Records for the exercise:
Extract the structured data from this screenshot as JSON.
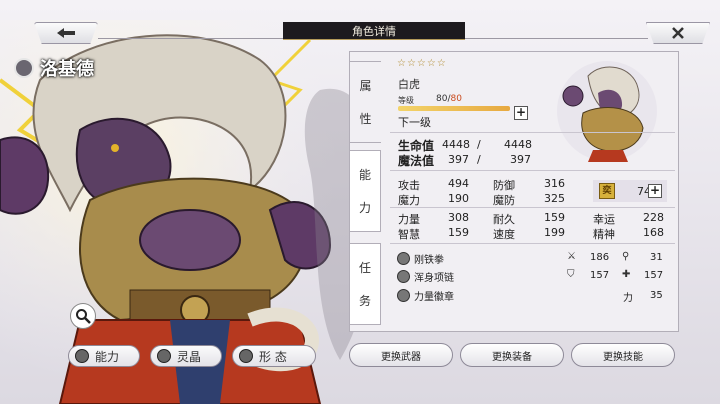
{
  "header": {
    "title": "角色详情",
    "back_icon": "back-arrow-icon",
    "close_icon": "close-x-icon"
  },
  "hero": {
    "name": "洛基德"
  },
  "left_tabs": [
    {
      "label": "能力",
      "icon": "ability-icon"
    },
    {
      "label": "灵晶",
      "icon": "crystal-icon"
    },
    {
      "label": "形 态",
      "icon": "form-icon"
    }
  ],
  "side_tabs": {
    "attribute": [
      "属",
      "性"
    ],
    "ability": [
      "能",
      "力"
    ],
    "task": [
      "任",
      "务"
    ]
  },
  "attributes": {
    "stars": "☆☆☆☆☆",
    "race": "白虎",
    "level_label": "等级",
    "level_current": "80",
    "level_sep": "/",
    "level_max": "80",
    "level_progress": 1.0,
    "next_level": "下一级"
  },
  "vitals": [
    {
      "label": "生命值",
      "current": "4448",
      "sep": "/",
      "max": "4448"
    },
    {
      "label": "魔法值",
      "current": "397",
      "sep": "/",
      "max": "397"
    }
  ],
  "stats": {
    "attack_label": "攻击",
    "attack": "494",
    "defense_label": "防御",
    "defense": "316",
    "magic_label": "魔力",
    "magic": "190",
    "mdef_label": "魔防",
    "mdef": "325",
    "power_label": "力量",
    "power": "308",
    "stamina_label": "耐久",
    "stamina": "159",
    "luck_label": "幸运",
    "luck": "228",
    "wisdom_label": "智慧",
    "wisdom": "159",
    "speed_label": "速度",
    "speed": "199",
    "spirit_label": "精神",
    "spirit": "168",
    "gold_value": "74",
    "gold_glyph": "奕"
  },
  "equipment": [
    {
      "name": "刚铁拳",
      "icon": "fist-icon"
    },
    {
      "name": "浑身项链",
      "icon": "necklace-icon"
    },
    {
      "name": "力量徽章",
      "icon": "badge-icon"
    }
  ],
  "equip_stats": {
    "sword_val": "186",
    "key_val": "31",
    "shield_val": "157",
    "cross_val": "157",
    "power_label": "力",
    "power_val": "35"
  },
  "actions": {
    "weapon": "更换武器",
    "gear": "更换装备",
    "skill": "更换技能"
  }
}
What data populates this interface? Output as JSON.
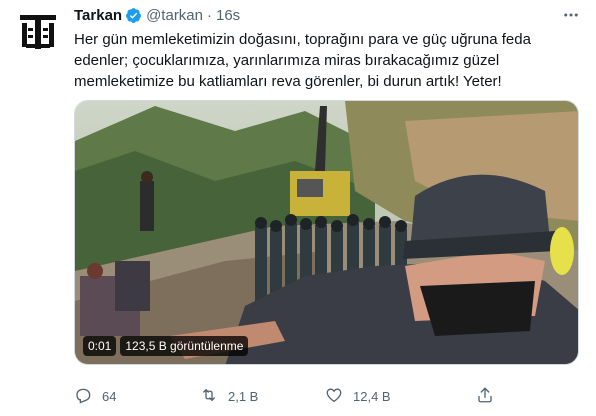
{
  "avatar": {
    "text": "TARKAN"
  },
  "author": {
    "name": "Tarkan",
    "handle": "@tarkan",
    "separator": "·",
    "time": "16s"
  },
  "tweet": {
    "lines": [
      "Her gün memleketimizin doğasını, toprağını para ve güç uğruna feda",
      "edenler; çocuklarımıza, yarınlarımıza miras bırakacağımız güzel",
      "memleketimize bu katliamları reva görenler, bi durun artık! Yeter!"
    ]
  },
  "video": {
    "duration": "0:01",
    "views": "123,5 B görüntülenme"
  },
  "actions": {
    "replies": "64",
    "retweets": "2,1 B",
    "likes": "12,4 B"
  },
  "icons": [
    "verified-icon",
    "more-icon",
    "reply-icon",
    "retweet-icon",
    "like-icon",
    "share-icon"
  ],
  "colors": {
    "verified": "#1d9bf0",
    "meta": "#536471",
    "text": "#0f1419"
  }
}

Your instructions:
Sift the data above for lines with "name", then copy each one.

Task answer:
    "name": "洛基德"
      "name": "刚铁拳",
      "name": "浑身项链",
      "name": "力量徽章",
    "name": "Tarkan",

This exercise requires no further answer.